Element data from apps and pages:
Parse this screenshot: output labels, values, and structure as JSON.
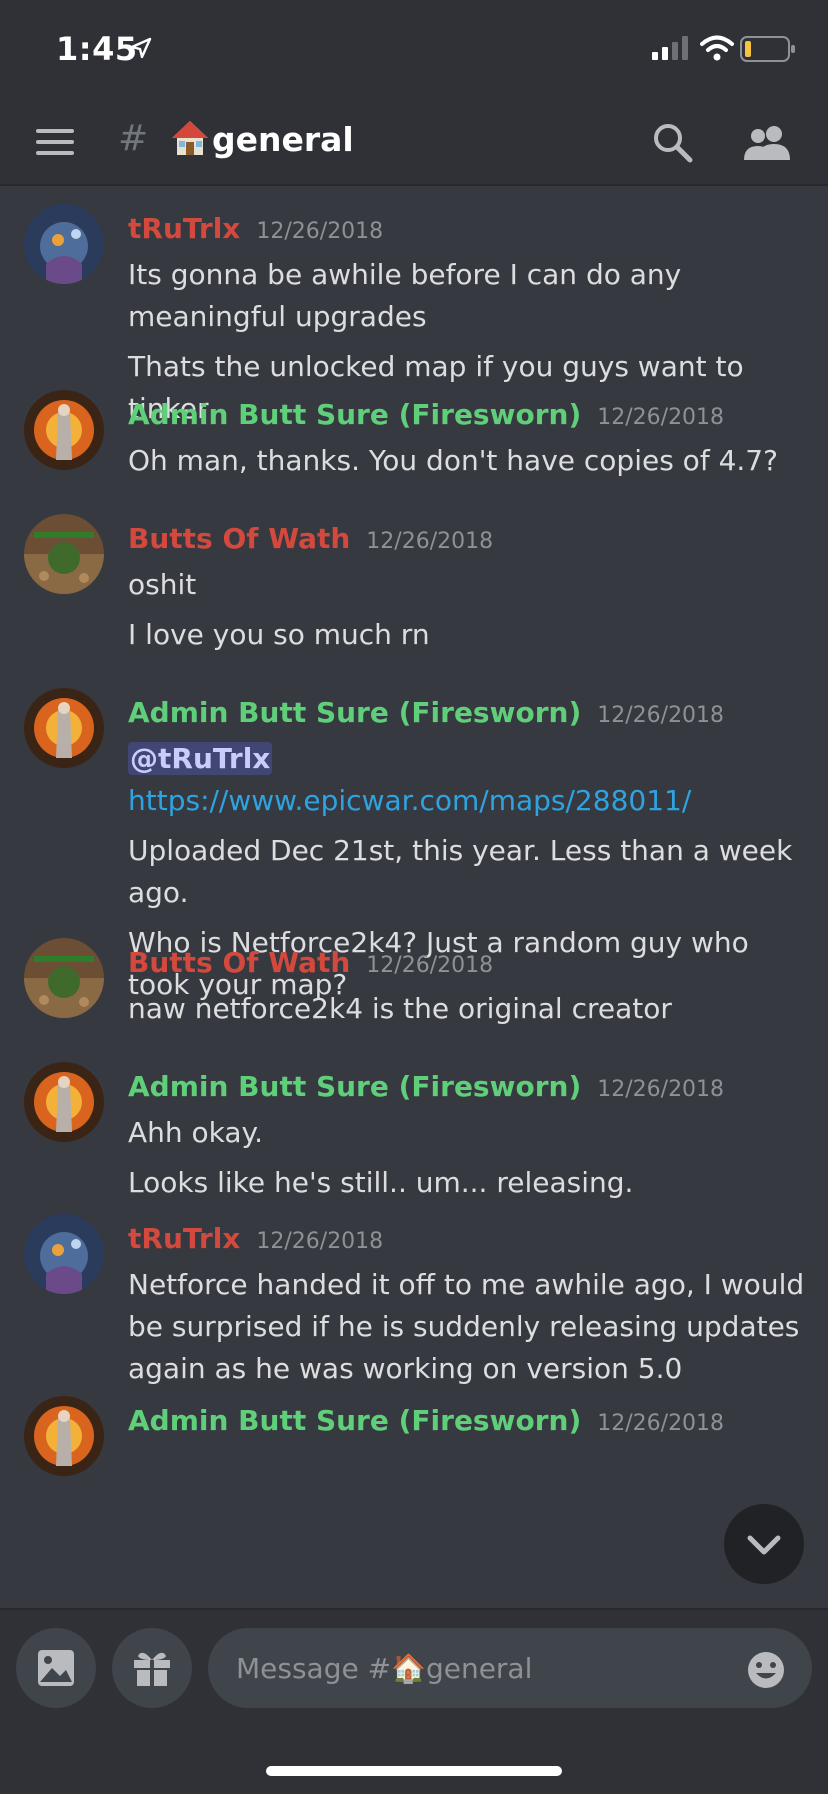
{
  "status_bar": {
    "time": "1:45"
  },
  "header": {
    "hash": "#",
    "channel_name": "general"
  },
  "messages": [
    {
      "author": "tRuTrlx",
      "timestamp": "12/26/2018",
      "lines": [
        "Its gonna be awhile before I can do any meaningful upgrades",
        "Thats the unlocked map if you guys want to tinker"
      ]
    },
    {
      "author": "Admin Butt Sure (Firesworn)",
      "timestamp": "12/26/2018",
      "lines": [
        "Oh man, thanks. You don't have copies of 4.7?"
      ]
    },
    {
      "author": "Butts Of Wath",
      "timestamp": "12/26/2018",
      "lines": [
        "oshit",
        "I love you so much rn"
      ]
    },
    {
      "author": "Admin Butt Sure (Firesworn)",
      "timestamp": "12/26/2018",
      "mention": "@tRuTrlx",
      "link": "https://www.epicwar.com/maps/288011/",
      "lines": [
        "Uploaded Dec 21st, this year. Less than a week ago.",
        "Who is Netforce2k4? Just a random guy who took your map?"
      ]
    },
    {
      "author": "Butts Of Wath",
      "timestamp": "12/26/2018",
      "lines": [
        "naw netforce2k4 is the original creator"
      ]
    },
    {
      "author": "Admin Butt Sure (Firesworn)",
      "timestamp": "12/26/2018",
      "lines": [
        "Ahh okay.",
        "Looks like he's still.. um... releasing."
      ]
    },
    {
      "author": "tRuTrlx",
      "timestamp": "12/26/2018",
      "lines": [
        "Netforce handed it off to me awhile ago, I would be surprised if he is suddenly releasing updates again as he was working on version 5.0"
      ]
    },
    {
      "author": "Admin Butt Sure (Firesworn)",
      "timestamp": "12/26/2018",
      "lines": []
    }
  ],
  "composer": {
    "placeholder": "Message #🏠general"
  },
  "colors": {
    "author_red": "#d3493e",
    "author_green": "#5fcf7a",
    "background": "#36393f",
    "link": "#2fa3e0"
  }
}
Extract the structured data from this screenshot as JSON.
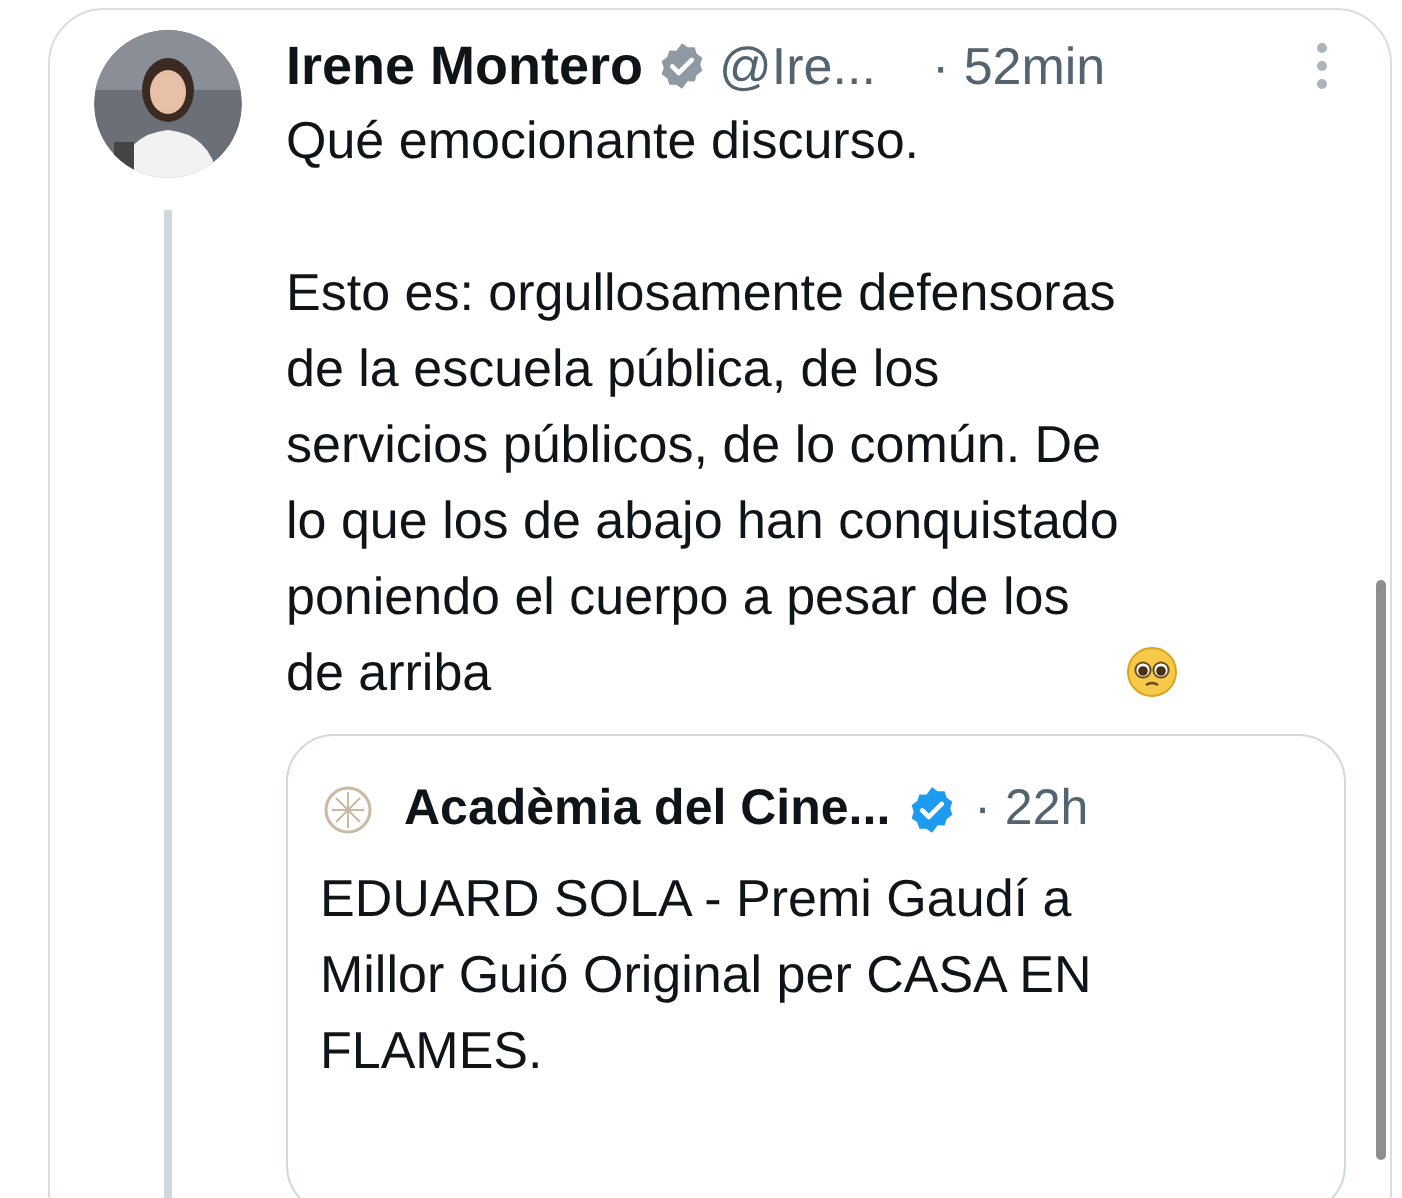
{
  "tweet": {
    "author": "Irene Montero",
    "verified": true,
    "handle": "@Ire...",
    "time": "· 52min",
    "paragraphs": [
      "Qué emocionante discurso.",
      "Esto es: orgullosamente defensoras\nde la escuela pública, de los\nservicios públicos, de lo común. De\nlo que los de abajo han conquistado\nponiendo el cuerpo a pesar de los\nde arriba"
    ],
    "quote": {
      "author": "Acadèmia del Cine...",
      "verified": true,
      "time": "· 22h",
      "text": "EDUARD SOLA - Premi Gaudí a\nMillor Guió Original per CASA EN\nFLAMES."
    }
  }
}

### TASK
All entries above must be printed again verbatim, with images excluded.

### YOUR SOLUTION
Parse this screenshot: output labels, values, and structure as JSON.
{
  "status_bar": {
    "time": "1:45"
  },
  "header": {
    "hash": "#",
    "channel_name": "general"
  },
  "messages": [
    {
      "author": "tRuTrlx",
      "timestamp": "12/26/2018",
      "lines": [
        "Its gonna be awhile before I can do any meaningful upgrades",
        "Thats the unlocked map if you guys want to tinker"
      ]
    },
    {
      "author": "Admin Butt Sure (Firesworn)",
      "timestamp": "12/26/2018",
      "lines": [
        "Oh man, thanks. You don't have copies of 4.7?"
      ]
    },
    {
      "author": "Butts Of Wath",
      "timestamp": "12/26/2018",
      "lines": [
        "oshit",
        "I love you so much rn"
      ]
    },
    {
      "author": "Admin Butt Sure (Firesworn)",
      "timestamp": "12/26/2018",
      "mention": "@tRuTrlx",
      "link": "https://www.epicwar.com/maps/288011/",
      "lines": [
        "Uploaded Dec 21st, this year. Less than a week ago.",
        "Who is Netforce2k4? Just a random guy who took your map?"
      ]
    },
    {
      "author": "Butts Of Wath",
      "timestamp": "12/26/2018",
      "lines": [
        "naw netforce2k4 is the original creator"
      ]
    },
    {
      "author": "Admin Butt Sure (Firesworn)",
      "timestamp": "12/26/2018",
      "lines": [
        "Ahh okay.",
        "Looks like he's still.. um... releasing."
      ]
    },
    {
      "author": "tRuTrlx",
      "timestamp": "12/26/2018",
      "lines": [
        "Netforce handed it off to me awhile ago, I would be surprised if he is suddenly releasing updates again as he was working on version 5.0"
      ]
    },
    {
      "author": "Admin Butt Sure (Firesworn)",
      "timestamp": "12/26/2018",
      "lines": []
    }
  ],
  "composer": {
    "placeholder": "Message #🏠general"
  },
  "colors": {
    "author_red": "#d3493e",
    "author_green": "#5fcf7a",
    "background": "#36393f",
    "link": "#2fa3e0"
  }
}
Extract the structured data from this screenshot as JSON.
{
  "tweet": {
    "author": "Irene Montero",
    "verified": true,
    "handle": "@Ire...",
    "time": "· 52min",
    "paragraphs": [
      "Qué emocionante discurso.",
      "Esto es: orgullosamente defensoras\nde la escuela pública, de los\nservicios públicos, de lo común. De\nlo que los de abajo han conquistado\nponiendo el cuerpo a pesar de los\nde arriba"
    ],
    "quote": {
      "author": "Acadèmia del Cine...",
      "verified": true,
      "time": "· 22h",
      "text": "EDUARD SOLA - Premi Gaudí a\nMillor Guió Original per CASA EN\nFLAMES."
    }
  }
}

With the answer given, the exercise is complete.